I think safe to say that the BAT was registered maybe Feb-May 1908 - an educated guess.
So the picture can not have been taken until after the registration was issued.

1908 BAT JAP 20hp

So two of the engines went to Matchless and BAT.
Matchless found it a handfull and not surprising with such a feeble frame.
I have yet to find comments on the BAT verion - but as a road bike it seems in use.

The page below is interesting as it mentions both the Bat JAP and the Matchless and the picture top left is a tweaked version of a photo of Henri Cissac on his 14hp Peugeot taken at Brighton in 1905.

1908 - March 25th - The MotorCycle.
At the Cordingly Motor Exhibition JAP has a stand in the "navigable balloon section" (sounds splendid!) and is showing motorcycle engines from 16 h.p. downwards.
Maybe the same engines as the bikes.

1909 - June - NLG.

The next person to try and ride the monster was a Mr Will Cook who built an engine into an NLG frame and took it to Brooklands in 1909 and was clocked at over 84.247 mph on his first run on June 6th or 8th - both dates get quoted in various period magazines.

In the picture below Will Cook looks like a sane and rational individual. It looks fantastic. I would love to have a go on that.
The frame looks quite substantial compared to the more flimsy looking Matchless version.

NLG JAP veteran motorcycle Brooklands


NLG JAP 1908 2700cc

1909 - November - NLG

On November 11th 1909 Will Cook was back at Brooklands with the monster and was unofficially timed at over 90mph.
The electronic timing equipment failed and when he had another run with the timing equipment ready to record his speed, the valve timing pinion sheared and the bike retired wounded, probably much to the relief of the rider.

NLG JAP worlds fastest motorcycle

1909 - November - NLG

The beast was exhibited on the NLG stand later that month at the 1909 Stanley Show.
In The MotorCycle of Nov 22 1909 the NLG stands lists the bike as an NLG Bat - so maybe/probably it is using the engine from the Bat one.

1910 - August - NLG

The final mention in the press of a 16/20hp JAP is in The MotorCycle of August 11th 1910 where it is mentioned that "Mr. W. E. Cook will, circumstances permitting, make a time trial on his 16-20hp N.L.G."

After that I can find no more in the press.

Peter Hartley's excellent book "Bikes at Brooklands in the Pioneer Years" suggests that the BAT engine passed to a budding aviator and then to the noted racer in 1912 - Mr W Ward for use in a cyclecar when again it proved too much for the chassis.

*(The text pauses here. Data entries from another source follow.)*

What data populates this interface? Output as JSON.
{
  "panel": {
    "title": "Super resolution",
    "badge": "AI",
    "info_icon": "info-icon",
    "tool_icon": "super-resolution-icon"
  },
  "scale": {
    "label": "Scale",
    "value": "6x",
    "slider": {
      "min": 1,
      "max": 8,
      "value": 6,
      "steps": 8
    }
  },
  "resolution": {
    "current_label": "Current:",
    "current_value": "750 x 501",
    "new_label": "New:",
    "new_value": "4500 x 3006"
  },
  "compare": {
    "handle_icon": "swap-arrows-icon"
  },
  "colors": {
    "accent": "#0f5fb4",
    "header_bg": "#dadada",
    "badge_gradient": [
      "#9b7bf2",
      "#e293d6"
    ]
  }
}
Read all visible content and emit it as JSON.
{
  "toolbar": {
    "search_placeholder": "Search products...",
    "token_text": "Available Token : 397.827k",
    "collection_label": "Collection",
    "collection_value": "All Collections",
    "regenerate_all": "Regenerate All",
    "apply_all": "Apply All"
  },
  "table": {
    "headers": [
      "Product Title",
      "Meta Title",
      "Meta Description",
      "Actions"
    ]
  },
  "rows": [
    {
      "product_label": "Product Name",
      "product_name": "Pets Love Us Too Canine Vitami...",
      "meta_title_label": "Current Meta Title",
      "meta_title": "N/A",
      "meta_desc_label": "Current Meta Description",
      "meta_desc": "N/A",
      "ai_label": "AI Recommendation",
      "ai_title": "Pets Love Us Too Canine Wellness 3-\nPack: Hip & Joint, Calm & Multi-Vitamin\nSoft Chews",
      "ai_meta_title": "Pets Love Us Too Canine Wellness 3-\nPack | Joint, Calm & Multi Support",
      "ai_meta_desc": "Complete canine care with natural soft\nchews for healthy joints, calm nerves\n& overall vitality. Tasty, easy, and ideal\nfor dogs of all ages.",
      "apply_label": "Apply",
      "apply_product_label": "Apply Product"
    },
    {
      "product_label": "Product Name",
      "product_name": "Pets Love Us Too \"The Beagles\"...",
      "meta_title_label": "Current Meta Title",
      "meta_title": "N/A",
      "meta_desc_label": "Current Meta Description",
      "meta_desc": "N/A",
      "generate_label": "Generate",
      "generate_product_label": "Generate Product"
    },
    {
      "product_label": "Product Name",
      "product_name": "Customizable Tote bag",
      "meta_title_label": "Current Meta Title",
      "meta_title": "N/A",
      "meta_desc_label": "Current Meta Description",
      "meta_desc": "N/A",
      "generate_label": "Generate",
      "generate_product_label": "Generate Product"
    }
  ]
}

Maybe the engine that Peter refers to came out of the Bat/NLG as the timings/years would align if Will Cook had finished with it after 1910.

In summary - None of these engines beat Cissac's record. We are unlikely to know for certain, but with two period references it seems likely that 1 or 2 engines were consumed in the crashed plane and the other original BAT engine reappered in the NLG and probably again in W Wards car and then vanished. We had to wait over 100 years before we would hear one roar again ...

A summary of the 16/20 hp JAP:

1907 - November - Matchless & BAT versions exhibited at the Show
1908 - March 25th - Cordingly Motor Exhibition JAP has a stand in the "navigable balloon section" (sounds splendid!) and is showing motorcycle engines from 16 h.p. downwards.
1908 - June - BAT pictured in TheMC
1909 - June - NLG have built one and run it at Brooklands
1909 - October 6th - In Kent, mention of two engines going into an aeroplane and built by a well known racer - probably Barnes.
1909 - November - NLG exbibit the NLG BAT at the Stanley Show - so NLG based upon BAT's engine ... probably
1910 - August - NLG - final mentions of it at Brooklands

Below we have all 3 - BAT then Matchless and finally NLG.

A recreation of the NLG machine is being made from scratch.
The engineering skills to remake it from scratch is staggering and its maker is clearly an exceptionally gifted engineer.
You can see his progress on the links below.

NLG JAP Pavel Malanik

Below - this monster was created in England by CB Grimshaw and it won a few hill climbs and then vanished - I do not think it was related to the 16/20hp JAP.


You can read my ramblings about my 1914 Triumph on my 1914 Triumph pages.